__ABOUT THIS EXERCISE__.
Could you tally the lines in the listing below that include the word "header"? Respond with the total alone.

__MATERIALS PROVIDED__.
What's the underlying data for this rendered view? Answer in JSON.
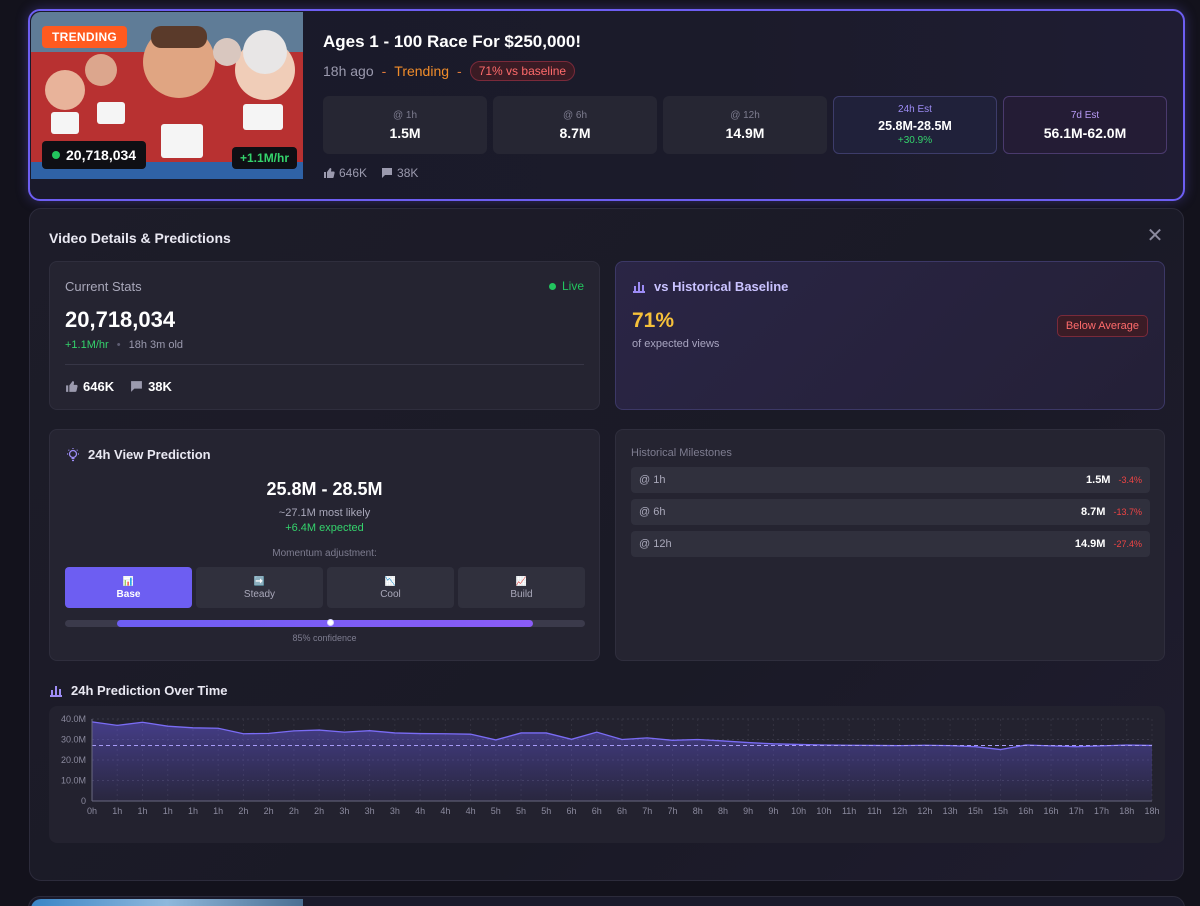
{
  "video": {
    "badge": "TRENDING",
    "views_pill": "20,718,034",
    "rate_pill": "+1.1M/hr",
    "title": "Ages 1 - 100 Race For $250,000!",
    "ago": "18h ago",
    "sep": "-",
    "trend": "Trending",
    "baseline_pill": "71% vs baseline",
    "stats": [
      {
        "label": "@ 1h",
        "value": "1.5M"
      },
      {
        "label": "@ 6h",
        "value": "8.7M"
      },
      {
        "label": "@ 12h",
        "value": "14.9M"
      }
    ],
    "est24": {
      "label": "24h Est",
      "value": "25.8M-28.5M",
      "sub": "+30.9%"
    },
    "est7d": {
      "label": "7d Est",
      "value": "56.1M-62.0M"
    },
    "likes": "646K",
    "comments": "38K"
  },
  "details": {
    "title": "Video Details & Predictions",
    "close": "✕",
    "current": {
      "header": "Current Stats",
      "live": "Live",
      "views": "20,718,034",
      "rate": "+1.1M/hr",
      "bullet": "•",
      "age": "18h 3m old",
      "likes": "646K",
      "comments": "38K"
    },
    "baseline": {
      "header": "vs Historical Baseline",
      "pct": "71%",
      "desc": "of expected views",
      "badge": "Below Average"
    },
    "prediction": {
      "header": "24h View Prediction",
      "range": "25.8M - 28.5M",
      "likely": "~27.1M most likely",
      "expected": "+6.4M expected",
      "momentum": "Momentum adjustment:",
      "tabs": [
        {
          "icon": "📊",
          "label": "Base",
          "active": true
        },
        {
          "icon": "➡️",
          "label": "Steady",
          "active": false
        },
        {
          "icon": "📉",
          "label": "Cool",
          "active": false
        },
        {
          "icon": "📈",
          "label": "Build",
          "active": false
        }
      ],
      "confidence_low": 0.1,
      "confidence_high": 0.9,
      "confidence_mark": 0.51,
      "confidence": "85% confidence"
    },
    "milestones": {
      "header": "Historical Milestones",
      "rows": [
        {
          "label": "@ 1h",
          "value": "1.5M",
          "delta": "-3.4%"
        },
        {
          "label": "@ 6h",
          "value": "8.7M",
          "delta": "-13.7%"
        },
        {
          "label": "@ 12h",
          "value": "14.9M",
          "delta": "-27.4%"
        }
      ]
    },
    "chart_title": "24h Prediction Over Time"
  },
  "colors": {
    "accent": "#6d5ef2",
    "positive": "#22c55e",
    "negative": "#ef4444",
    "warning": "#f6c13a"
  },
  "chart_data": {
    "type": "area",
    "title": "24h Prediction Over Time",
    "xlabel": "",
    "ylabel": "",
    "ylim": [
      0,
      40
    ],
    "yticks": [
      "0",
      "10.0M",
      "20.0M",
      "30.0M",
      "40.0M"
    ],
    "x_labels": [
      "0h",
      "1h",
      "1h",
      "1h",
      "1h",
      "1h",
      "2h",
      "2h",
      "2h",
      "2h",
      "3h",
      "3h",
      "3h",
      "4h",
      "4h",
      "4h",
      "5h",
      "5h",
      "5h",
      "6h",
      "6h",
      "6h",
      "7h",
      "7h",
      "8h",
      "8h",
      "9h",
      "9h",
      "10h",
      "10h",
      "11h",
      "11h",
      "12h",
      "12h",
      "13h",
      "15h",
      "15h",
      "16h",
      "16h",
      "17h",
      "17h",
      "18h",
      "18h"
    ],
    "series": [
      {
        "values": [
          38.6,
          36.9,
          38.4,
          36.5,
          35.7,
          35.5,
          32.8,
          33.0,
          34.2,
          34.6,
          33.6,
          34.3,
          33.2,
          32.9,
          32.8,
          32.6,
          29.8,
          33.2,
          33.2,
          30.1,
          33.6,
          30.0,
          30.8,
          29.6,
          30.0,
          29.3,
          28.5,
          27.9,
          27.6,
          27.3,
          27.2,
          27.1,
          27.0,
          27.2,
          27.0,
          26.5,
          25.1,
          27.3,
          26.9,
          26.5,
          26.9,
          27.3,
          27.1
        ]
      }
    ],
    "reference_line": 27.1,
    "grid": true
  }
}
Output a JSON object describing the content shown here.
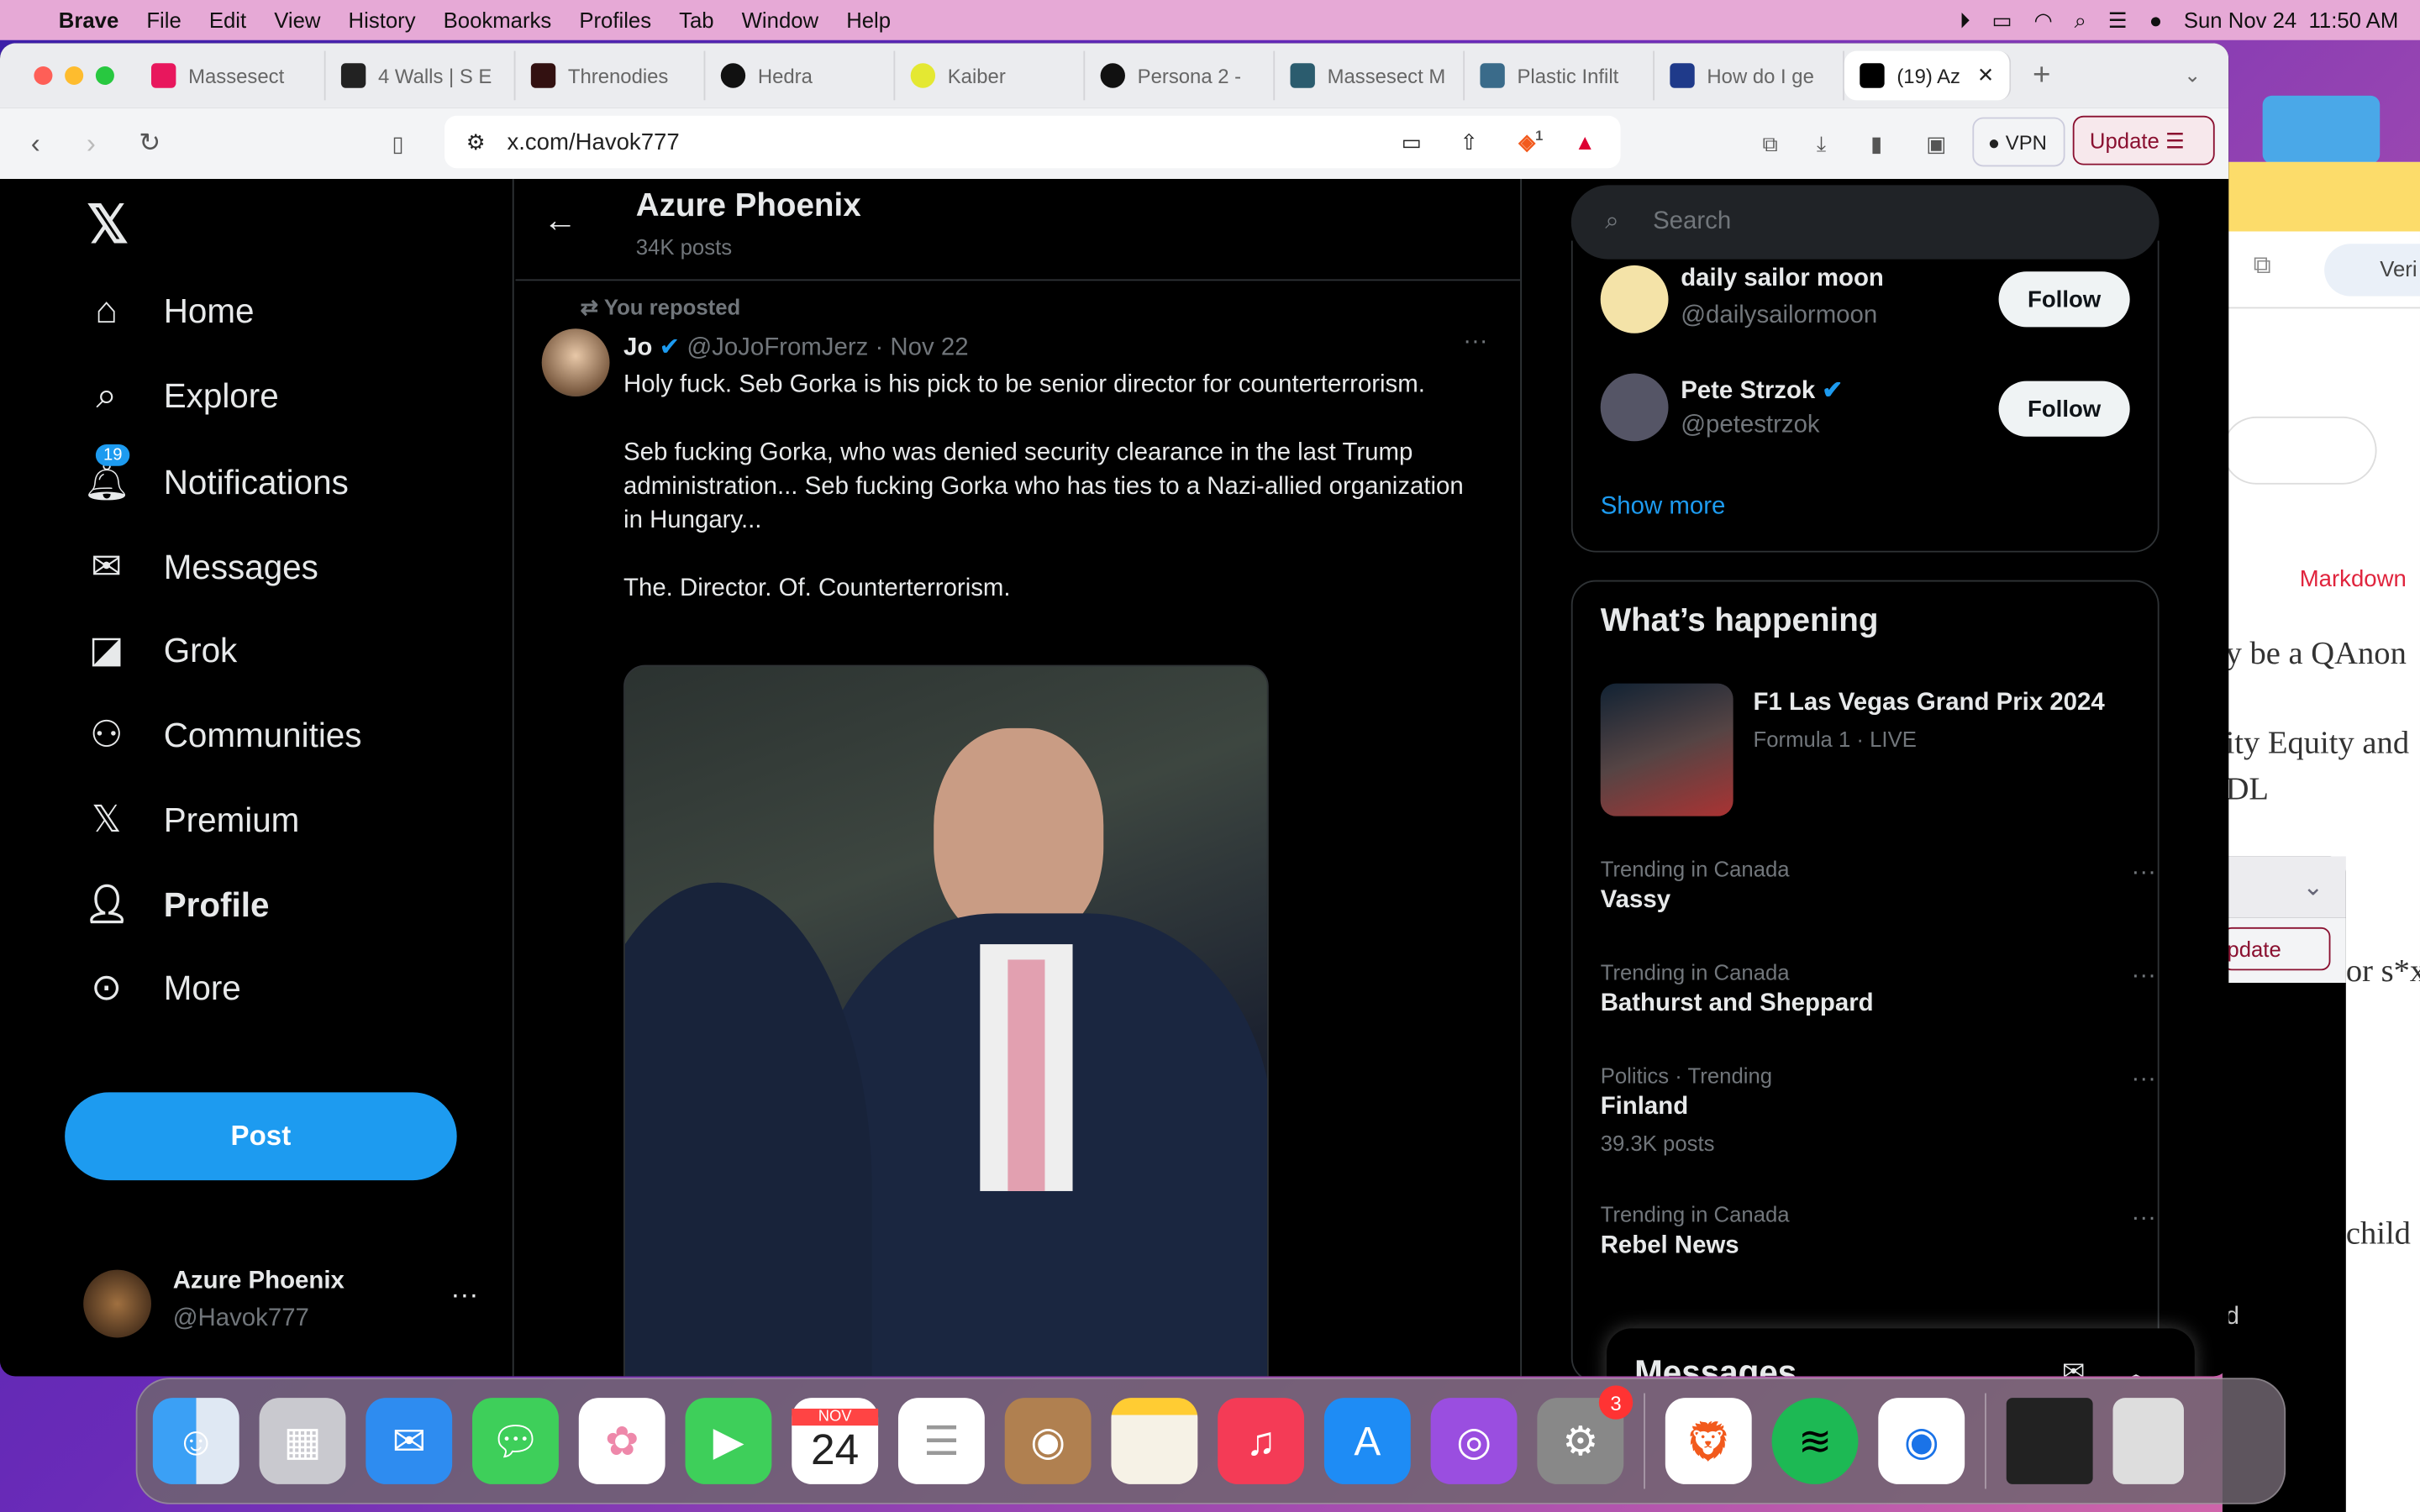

__RESPONSE BOX__.
4